[Dataset excerpts]
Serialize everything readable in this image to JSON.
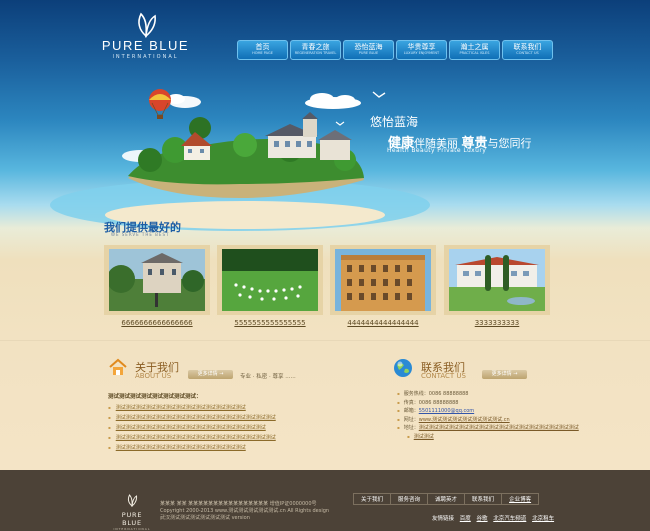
{
  "brand": {
    "name": "PURE BLUE",
    "tagline": "INTERNATIONAL"
  },
  "nav": [
    {
      "cn": "首页",
      "en": "HOME PAGE"
    },
    {
      "cn": "青春之旅",
      "en": "REGENERATION TRAVEL"
    },
    {
      "cn": "恐怡蓝海",
      "en": "PURE BLUE"
    },
    {
      "cn": "华贵尊享",
      "en": "LUXURY ENJOYMENT"
    },
    {
      "cn": "瀚土之属",
      "en": "PRACTICAL ISLES"
    },
    {
      "cn": "联系我们",
      "en": "CONTACT US"
    }
  ],
  "banner": {
    "line1": "悠怡蓝海",
    "line2_big1": "健康",
    "line2_mid": "伴随美丽",
    "line2_big2": "尊贵",
    "line2_end": "与您同行",
    "line3": "Health  Beauty  Private  Luxury"
  },
  "serve": {
    "title": "我们提供最好的",
    "subtitle": "WE SERVE THE BEST"
  },
  "gallery": [
    {
      "caption": "6666666666666666"
    },
    {
      "caption": "5555555555555555"
    },
    {
      "caption": "4444444444444444"
    },
    {
      "caption": "3333333333"
    }
  ],
  "about": {
    "title_cn": "关于我们",
    "title_en": "ABOUT US",
    "more": "更多详情 →",
    "tags": "专业 · 私密 · 尊享 ......",
    "heading": "测试测试测试测试测试测试测试测试：",
    "items": [
      "测试测试测试测试测试测试测试测试测试测试测试测试测试",
      "测试测试测试测试测试测试测试测试测试测试测试测试测试测试测试测试",
      "测试测试测试测试测试测试测试测试测试测试测试测试测试测试测试",
      "测试测试测试测试测试测试测试测试测试测试测试测试测试测试测试测试",
      "测试测试测试测试测试测试测试测试测试测试测试测试测试"
    ]
  },
  "contact": {
    "title_cn": "联系我们",
    "title_en": "CONTACT US",
    "more": "更多详情 →",
    "phone": "服务热线：0086 88888888",
    "fax": "传真：0086 88888888",
    "email_label": "邮箱：",
    "email": "5501111000@qq.com",
    "web_label": "网址：",
    "web": "www.测试测试测试测试测试测试测试.cn",
    "addr_label": "地址：",
    "addr_line1": "测试测试测试测试测试测试测试测试测试测试测试测试测试测试测试测试",
    "addr_line2": "测试测试"
  },
  "footer": {
    "logo_name": "PURE BLUE",
    "logo_sub": "INTERNATIONAL",
    "info1": "某某某 某某 某某某某某某某某某某某某某某某某  增值IP证0000000号",
    "info2": "Copyright 2000-2013 www.测试测试测试测试测试.cn All Rights  design",
    "info3": "武汉测试测试测试测试测试测试  version",
    "links": [
      "关于我们",
      "服务咨询",
      "诚聘英才",
      "联系我们",
      "企业博客"
    ],
    "friends_label": "友情链接",
    "friends": [
      "百度",
      "谷歌",
      "北京汽车频道",
      "北京租车"
    ]
  }
}
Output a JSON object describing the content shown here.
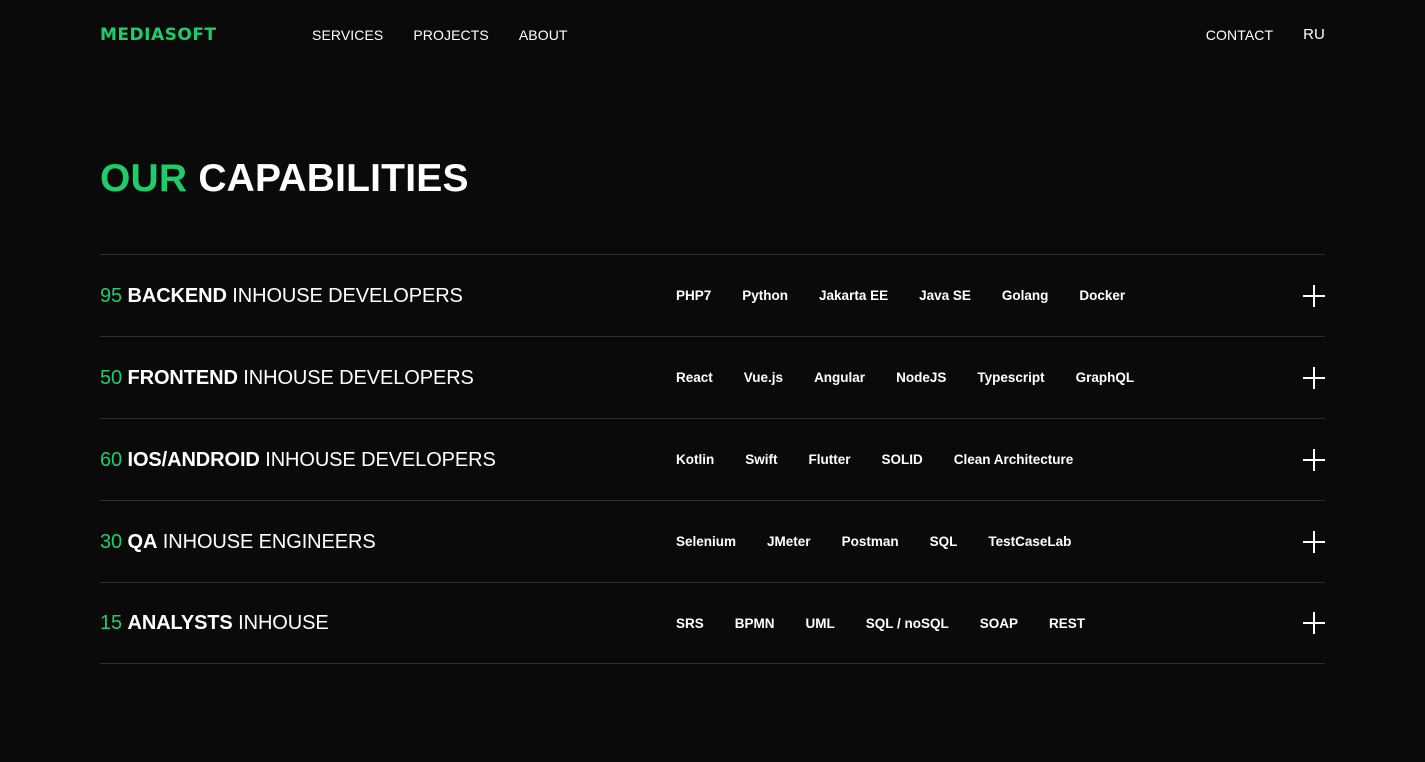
{
  "header": {
    "logo": "MEDIASOFT",
    "nav": [
      "SERVICES",
      "PROJECTS",
      "ABOUT"
    ],
    "contact": "CONTACT",
    "lang": "RU"
  },
  "section": {
    "title_accent": "OUR",
    "title_rest": "CAPABILITIES"
  },
  "capabilities": [
    {
      "count": "95",
      "bold": "BACKEND",
      "rest": "INHOUSE DEVELOPERS",
      "tags": [
        "PHP7",
        "Python",
        "Jakarta EE",
        "Java SE",
        "Golang",
        "Docker"
      ]
    },
    {
      "count": "50",
      "bold": "FRONTEND",
      "rest": "INHOUSE DEVELOPERS",
      "tags": [
        "React",
        "Vue.js",
        "Angular",
        "NodeJS",
        "Typescript",
        "GraphQL"
      ]
    },
    {
      "count": "60",
      "bold": "IOS/ANDROID",
      "rest": "INHOUSE DEVELOPERS",
      "tags": [
        "Kotlin",
        "Swift",
        "Flutter",
        "SOLID",
        "Clean Architecture"
      ]
    },
    {
      "count": "30",
      "bold": "QA",
      "rest": "INHOUSE ENGINEERS",
      "tags": [
        "Selenium",
        "JMeter",
        "Postman",
        "SQL",
        "TestCaseLab"
      ]
    },
    {
      "count": "15",
      "bold": "ANALYSTS",
      "rest": "INHOUSE",
      "tags": [
        "SRS",
        "BPMN",
        "UML",
        "SQL / noSQL",
        "SOAP",
        "REST"
      ]
    }
  ],
  "colors": {
    "accent": "#1fcc6a",
    "background": "#0a0a0a",
    "divider": "#2f2f2f"
  },
  "icons": {
    "expand": "plus-icon"
  }
}
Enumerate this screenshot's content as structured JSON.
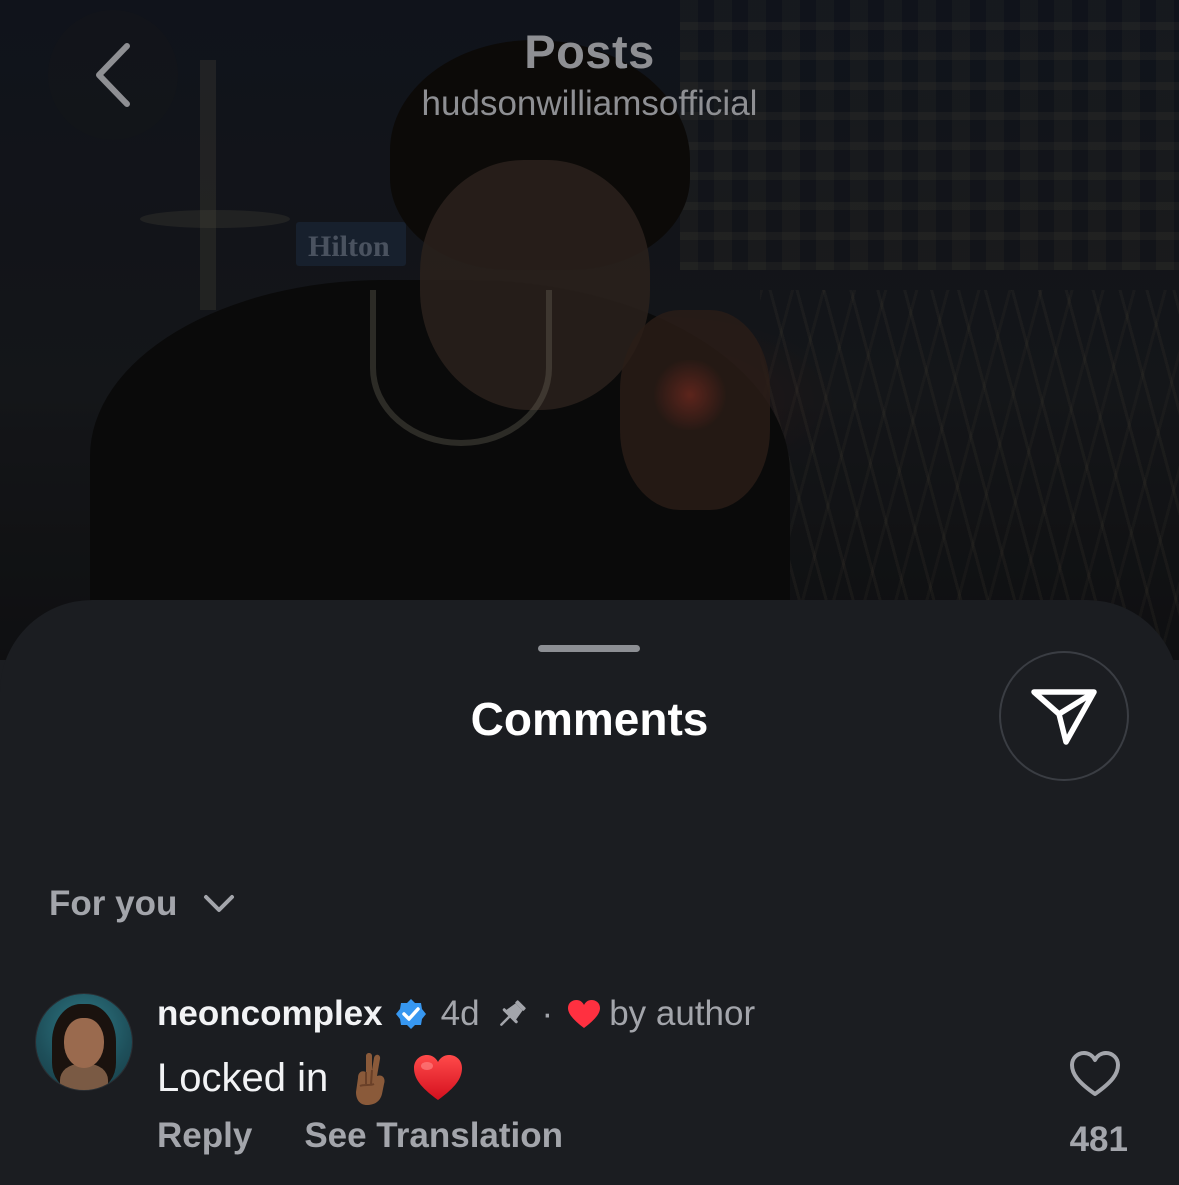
{
  "header": {
    "title": "Posts",
    "subtitle": "hudsonwilliamsofficial"
  },
  "photo": {
    "sign_text": "Hilton"
  },
  "sheet": {
    "title": "Comments",
    "filter_label": "For you"
  },
  "comment": {
    "username": "neoncomplex",
    "time": "4d",
    "separator": "·",
    "liked_by_author": "by author",
    "text": "Locked in",
    "emojis": [
      "crossed-fingers-medium-dark-skin-tone",
      "red-heart"
    ],
    "reply_label": "Reply",
    "translate_label": "See Translation",
    "like_count": "481"
  },
  "colors": {
    "sheet_background": "#1b1d21",
    "verified_blue": "#3797f0",
    "heart_red": "#ff3040",
    "secondary_text": "#a3a5ab"
  },
  "icons": {
    "back": "chevron-left-icon",
    "share": "paper-plane-icon",
    "filter": "chevron-down-icon",
    "verified": "verified-badge-icon",
    "pinned": "pin-icon",
    "author_like": "heart-filled-icon",
    "like": "heart-outline-icon"
  }
}
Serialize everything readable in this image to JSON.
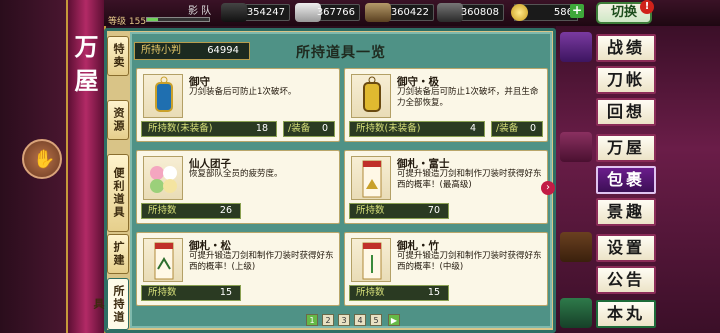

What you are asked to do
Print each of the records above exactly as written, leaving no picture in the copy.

Completed exercise
Serialize everything readable in this image to JSON.
{
  "brand": {
    "name": "PURE BLUE",
    "tagline": "INTERNATIONAL"
  },
  "nav": [
    {
      "cn": "首页",
      "en": "HOME PAGE"
    },
    {
      "cn": "青春之旅",
      "en": "REGENERATION TRAVEL"
    },
    {
      "cn": "恐怡蓝海",
      "en": "PURE BLUE"
    },
    {
      "cn": "华贵尊享",
      "en": "LUXURY ENJOYMENT"
    },
    {
      "cn": "瀚土之属",
      "en": "PRACTICAL ISLES"
    },
    {
      "cn": "联系我们",
      "en": "CONTACT US"
    }
  ],
  "banner": {
    "line1": "悠怡蓝海",
    "line2_big1": "健康",
    "line2_mid": "伴随美丽",
    "line2_big2": "尊贵",
    "line2_end": "与您同行",
    "line3": "Health  Beauty  Private  Luxury"
  },
  "serve": {
    "title": "我们提供最好的",
    "subtitle": "WE SERVE THE BEST"
  },
  "gallery": [
    {
      "caption": "6666666666666666"
    },
    {
      "caption": "5555555555555555"
    },
    {
      "caption": "4444444444444444"
    },
    {
      "caption": "3333333333"
    }
  ],
  "about": {
    "title_cn": "关于我们",
    "title_en": "ABOUT US",
    "more": "更多详情 →",
    "tags": "专业 · 私密 · 尊享 ......",
    "heading": "测试测试测试测试测试测试测试测试：",
    "items": [
      "测试测试测试测试测试测试测试测试测试测试测试测试测试",
      "测试测试测试测试测试测试测试测试测试测试测试测试测试测试测试测试",
      "测试测试测试测试测试测试测试测试测试测试测试测试测试测试测试",
      "测试测试测试测试测试测试测试测试测试测试测试测试测试测试测试测试",
      "测试测试测试测试测试测试测试测试测试测试测试测试测试"
    ]
  },
  "contact": {
    "title_cn": "联系我们",
    "title_en": "CONTACT US",
    "more": "更多详情 →",
    "phone": "服务热线：0086 88888888",
    "fax": "传真：0086 88888888",
    "email_label": "邮箱：",
    "email": "5501111000@qq.com",
    "web_label": "网址：",
    "web": "www.测试测试测试测试测试测试测试.cn",
    "addr_label": "地址：",
    "addr_line1": "测试测试测试测试测试测试测试测试测试测试测试测试测试测试测试测试",
    "addr_line2": "测试测试"
  },
  "footer": {
    "logo_name": "PURE BLUE",
    "logo_sub": "INTERNATIONAL",
    "info1": "某某某 某某 某某某某某某某某某某某某某某某某  增值IP证0000000号",
    "info2": "Copyright 2000-2013 www.测试测试测试测试测试.cn All Rights  design",
    "info3": "武汉测试测试测试测试测试测试  version",
    "links": [
      "关于我们",
      "服务咨询",
      "诚聘英才",
      "联系我们",
      "企业博客"
    ],
    "friends_label": "友情链接",
    "friends": [
      "百度",
      "谷歌",
      "北京汽车频道",
      "北京租车"
    ]
  }
}
Output a JSON object describing the content shown here.
{
  "header": {
    "logo": "MEDIASOFT",
    "nav": [
      "SERVICES",
      "PROJECTS",
      "ABOUT"
    ],
    "contact": "CONTACT",
    "lang": "RU"
  },
  "section": {
    "title_accent": "OUR",
    "title_rest": "CAPABILITIES"
  },
  "capabilities": [
    {
      "count": "95",
      "bold": "BACKEND",
      "rest": "INHOUSE DEVELOPERS",
      "tags": [
        "PHP7",
        "Python",
        "Jakarta EE",
        "Java SE",
        "Golang",
        "Docker"
      ]
    },
    {
      "count": "50",
      "bold": "FRONTEND",
      "rest": "INHOUSE DEVELOPERS",
      "tags": [
        "React",
        "Vue.js",
        "Angular",
        "NodeJS",
        "Typescript",
        "GraphQL"
      ]
    },
    {
      "count": "60",
      "bold": "IOS/ANDROID",
      "rest": "INHOUSE DEVELOPERS",
      "tags": [
        "Kotlin",
        "Swift",
        "Flutter",
        "SOLID",
        "Clean Architecture"
      ]
    },
    {
      "count": "30",
      "bold": "QA",
      "rest": "INHOUSE ENGINEERS",
      "tags": [
        "Selenium",
        "JMeter",
        "Postman",
        "SQL",
        "TestCaseLab"
      ]
    },
    {
      "count": "15",
      "bold": "ANALYSTS",
      "rest": "INHOUSE",
      "tags": [
        "SRS",
        "BPMN",
        "UML",
        "SQL / noSQL",
        "SOAP",
        "REST"
      ]
    }
  ],
  "colors": {
    "accent": "#1fcc6a",
    "background": "#0a0a0a",
    "divider": "#2f2f2f"
  },
  "icons": {
    "expand": "plus-icon"
  }
}
Enumerate this screenshot's content as structured JSON.
{
  "header": {
    "title": "Posts",
    "subtitle": "hudsonwilliamsofficial"
  },
  "photo": {
    "sign_text": "Hilton"
  },
  "sheet": {
    "title": "Comments",
    "filter_label": "For you"
  },
  "comment": {
    "username": "neoncomplex",
    "time": "4d",
    "separator": "·",
    "liked_by_author": "by author",
    "text": "Locked in",
    "emojis": [
      "crossed-fingers-medium-dark-skin-tone",
      "red-heart"
    ],
    "reply_label": "Reply",
    "translate_label": "See Translation",
    "like_count": "481"
  },
  "colors": {
    "sheet_background": "#1b1d21",
    "verified_blue": "#3797f0",
    "heart_red": "#ff3040",
    "secondary_text": "#a3a5ab"
  },
  "icons": {
    "back": "chevron-left-icon",
    "share": "paper-plane-icon",
    "filter": "chevron-down-icon",
    "verified": "verified-badge-icon",
    "pinned": "pin-icon",
    "author_like": "heart-filled-icon",
    "like": "heart-outline-icon"
  }
}
Serialize everything readable in this image to JSON.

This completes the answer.